The first article that I stumbled upon was this one from the BBC. It doesn’t really give any numbers or statistics, but they do recognize it as being an actual thing and the wallet in the back pocket being the cause. It definitely stresses the back pain part, and I know that my dad deals with that on a daily basis so it’s definitely something I’ve been trying to avoid.

The second article I found was in the NY Times. It once again re-iterated the chronic back and hip pain, and that definitely gets my attention. I also found several discussions on forums and other articles debating whether this is just an old wives tale or not, but it definitely seems to have some validity behind it and the logic makes sense.

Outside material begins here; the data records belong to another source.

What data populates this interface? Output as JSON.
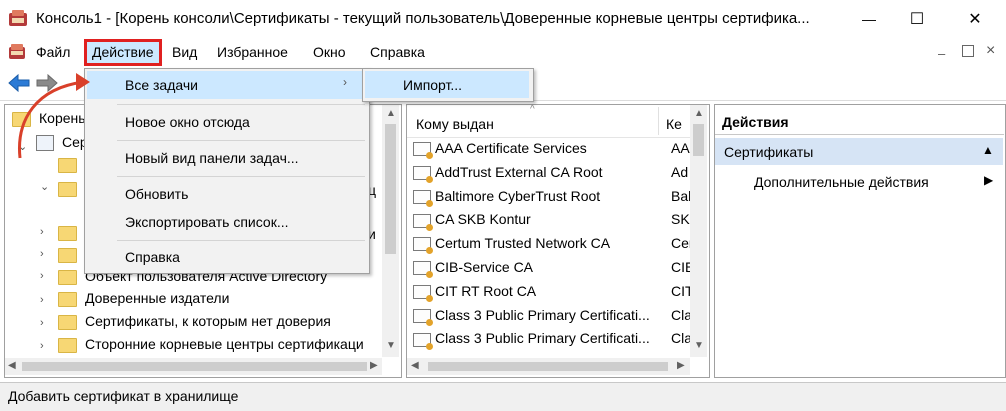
{
  "window": {
    "title": "Консоль1 - [Корень консоли\\Сертификаты - текущий пользователь\\Доверенные корневые центры сертифика...",
    "minimize": "—",
    "maximize": "☐",
    "close": "✕"
  },
  "menu": {
    "file": "Файл",
    "action": "Действие",
    "view": "Вид",
    "favorites": "Избранное",
    "window": "Окно",
    "help": "Справка",
    "inner_min": "–",
    "inner_restore": "ⓑ",
    "inner_close": "×"
  },
  "context_menu": {
    "all_tasks": "Все задачи",
    "new_window": "Новое окно отсюда",
    "new_taskpad": "Новый вид панели задач...",
    "refresh": "Обновить",
    "export_list": "Экспортировать список...",
    "help": "Справка",
    "submenu_import": "Импорт..."
  },
  "tree": {
    "root": "Корень",
    "certs": "Сер",
    "item_objects": "Объект пользователя Active Directory",
    "item_trusted_publishers": "Доверенные издатели",
    "item_untrusted": "Сертификаты, к которым нет доверия",
    "item_third_party": "Сторонние корневые центры сертификаци",
    "partial_1": "ц",
    "partial_2": "и"
  },
  "list": {
    "col_issued_to": "Кому выдан",
    "col_issued_by": "Ке",
    "rows": [
      {
        "to": "AAA Certificate Services",
        "by": "AA"
      },
      {
        "to": "AddTrust External CA Root",
        "by": "Ad"
      },
      {
        "to": "Baltimore CyberTrust Root",
        "by": "Bal"
      },
      {
        "to": "CA SKB Kontur",
        "by": "SKI"
      },
      {
        "to": "Certum Trusted Network CA",
        "by": "Cer"
      },
      {
        "to": "CIB-Service CA",
        "by": "CIE"
      },
      {
        "to": "CIT RT Root CA",
        "by": "CIT"
      },
      {
        "to": "Class 3 Public Primary Certificati...",
        "by": "Cla"
      },
      {
        "to": "Class 3 Public Primary Certificati...",
        "by": "Cla"
      }
    ]
  },
  "actions": {
    "header": "Действия",
    "section": "Сертификаты",
    "more": "Дополнительные действия"
  },
  "status": "Добавить сертификат в хранилище",
  "colors": {
    "highlight": "#cce8ff",
    "menu_red": "#e02020",
    "section_bg": "#d6e4f5",
    "arrow_red": "#d9402a"
  }
}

Since reading these and talking with my coworkers, I have made an effort to start putting my wallet into my FRONT pocket all of the time. It just seems to make too much sense and if it can prevent problems down the road, it seems like a simple change. It is a bit frustrating for me though, as most people now have smartphones so they put that in one pocket and their wallet in the other. I, on the other hand am still rocking my ‘dumb’ phone so I also carry my iPod around with me for quick googling on WiFi. I also use it for listening to music in my car and the extreme cold in the winter is not good for the battery, and the extreme heat of the inside of a car is not good for electronics in general. So that’s why I keep the iPod in my pocket, forcing me to have slightly crowded pockets with the wallet moving to the front. I think this minor inconvenience is worth avoiding potential pains!

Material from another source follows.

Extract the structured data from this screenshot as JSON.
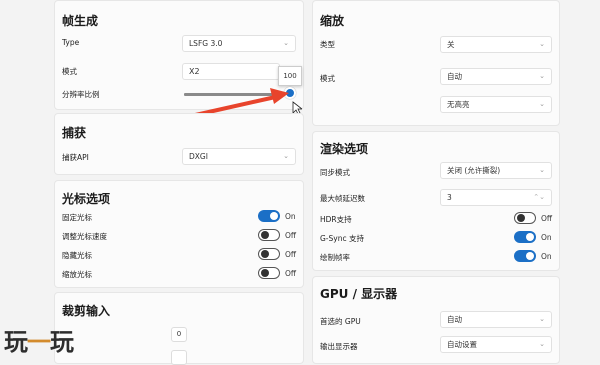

If you keep your wallet in your pocket, where do you keep it? Front or back?

Photo Credits for this post: Pixabay

Apr 30

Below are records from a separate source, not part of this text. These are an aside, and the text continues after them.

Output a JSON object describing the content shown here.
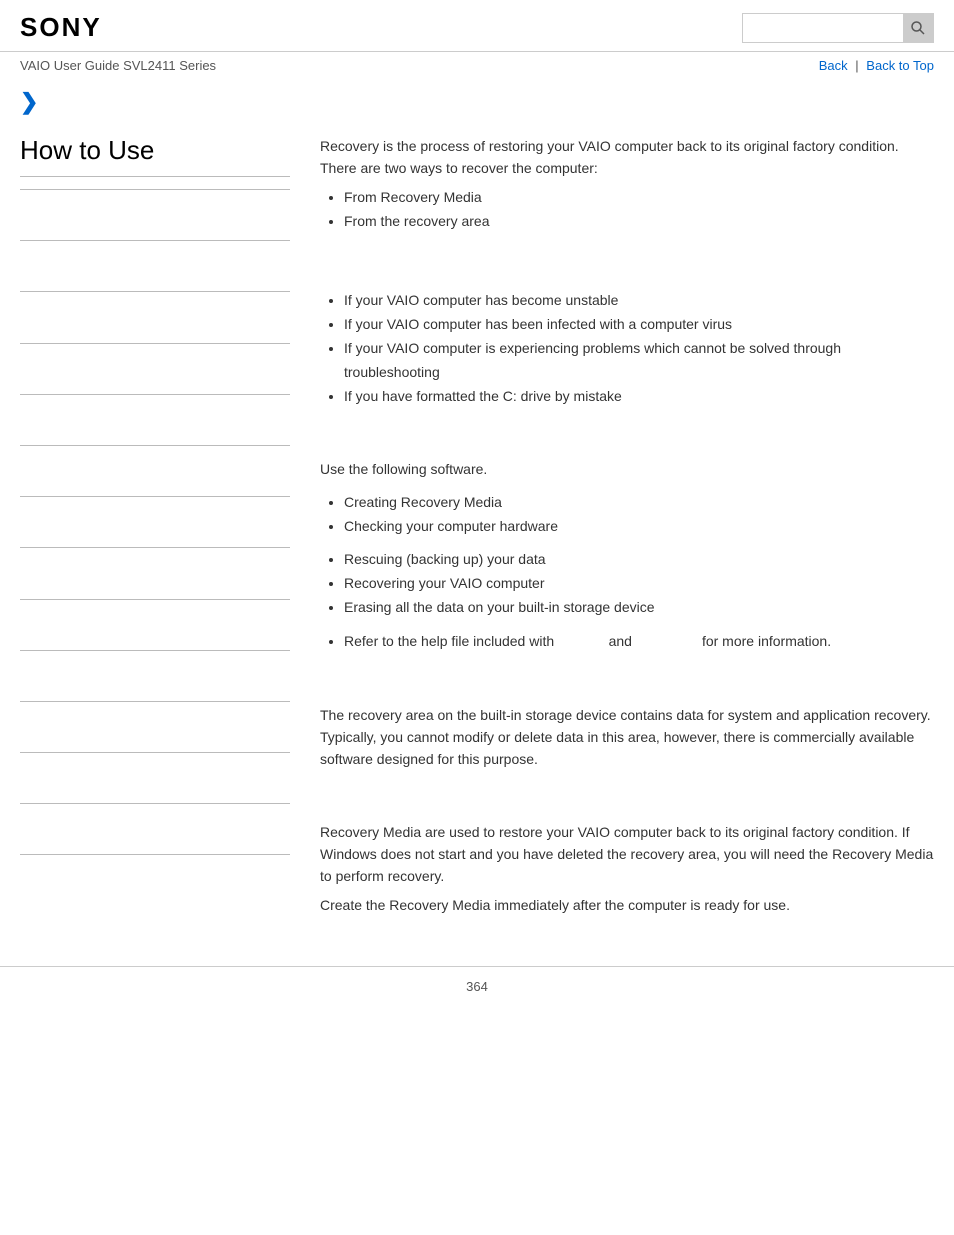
{
  "header": {
    "logo": "SONY",
    "search_placeholder": ""
  },
  "sub_header": {
    "guide_title": "VAIO User Guide SVL2411 Series",
    "back_label": "Back",
    "back_to_top_label": "Back to Top"
  },
  "breadcrumb": {
    "arrow": "❯"
  },
  "sidebar": {
    "title": "How to Use",
    "items": [
      "",
      "",
      "",
      "",
      "",
      "",
      "",
      "",
      "",
      "",
      "",
      "",
      "",
      ""
    ]
  },
  "content": {
    "section1": {
      "text1": "Recovery is the process of restoring your VAIO computer back to its original factory condition.",
      "text2": "There are two ways to recover the computer:",
      "list": [
        "From Recovery Media",
        "From the recovery area"
      ]
    },
    "section2": {
      "list": [
        "If your VAIO computer has become unstable",
        "If your VAIO computer has been infected with a computer virus",
        "If your VAIO computer is experiencing problems which cannot be solved through troubleshooting",
        "If you have formatted the C: drive by mistake"
      ]
    },
    "section3": {
      "text": "Use the following software.",
      "list1": [
        "Creating Recovery Media",
        "Checking your computer hardware"
      ],
      "list2": [
        "Rescuing (backing up) your data",
        "Recovering your VAIO computer",
        "Erasing all the data on your built-in storage device"
      ],
      "list3": [
        "Refer to the help file included with                    and                    for more information."
      ]
    },
    "section4": {
      "text": "The recovery area on the built-in storage device contains data for system and application recovery. Typically, you cannot modify or delete data in this area, however, there is commercially available software designed for this purpose."
    },
    "section5": {
      "text1": "Recovery Media are used to restore your VAIO computer back to its original factory condition. If Windows does not start and you have deleted the recovery area, you will need the Recovery Media to perform recovery.",
      "text2": "Create the Recovery Media immediately after the computer is ready for use."
    }
  },
  "footer": {
    "page_number": "364"
  },
  "icons": {
    "search": "🔍",
    "chevron_right": "❯"
  }
}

How to Waste all Your Money on a Giant Banana!

Have you ever wanted to win at a game so bad or just prove somebody wrong that you just kept insisting? I’m sure we’ve all been there before, or even gone so far in an argument to finally realize you are wrong even though you were so confident you were right? The following man may have just taken this to the next extreme, one that I would hope nobody would ever do:

http://abclocal.go.com/wls/story?id=9085164

Yes, you just read that story correctly. He spent over $2600 on a carnival game trying to win an Xbox Kinect which can be bought for around $150 retail. If he wanted it that badly, he should have definitely went out and just bought the thing!

I’m going to go ahead and assume he was right about it being rigged, but that still doesn’t justify this crazy decision. I mean, I’m not sure how the carnival itself could offer such a simple game and an expensive prize and actually hope to make a profit. They are in the same business as a Casino – making more money than they lose. But even after that point, you should file the complaint after spending maybe $20…tops.

I know nothing about this man or his life situation, so I’m not going to make any assumptions – but when your entire life savings is $2600 you probably shouldn’t be deciding to blow $300 on a carnival game even before going back to home to pull your savings out. Hell – you probably shouldn’t be spending $300 on any one purchase with that type of savings unless it is absolutely critical to your job, housing, or life. Though a counter argument would also be that you could end up his situation anyway, with decisions one might see as ‘wise’.

You almost feel bad for the guy, knowing the game was probably rigged but I also just can’t help but laugh when looking at the story and his persistence. As you read through my blog, I hope that we can find such ‘crazy purchases’ that I make (though hopefully not quite this crazy) and maybe you can share some of your own! It’s all in my journey to becoming more frugal and making my way towards financial independence. Let’s also to make a promise to never blow our emergency funds unless it is an actual emergency – I don’t think wanting to prove a carnival game is rigged or winning an Xbox Kinect counts as an emergency.

But hey, it did seem like a pretty sweet Rastafarian banana? Right?

Photo Credits for this post: Pixabay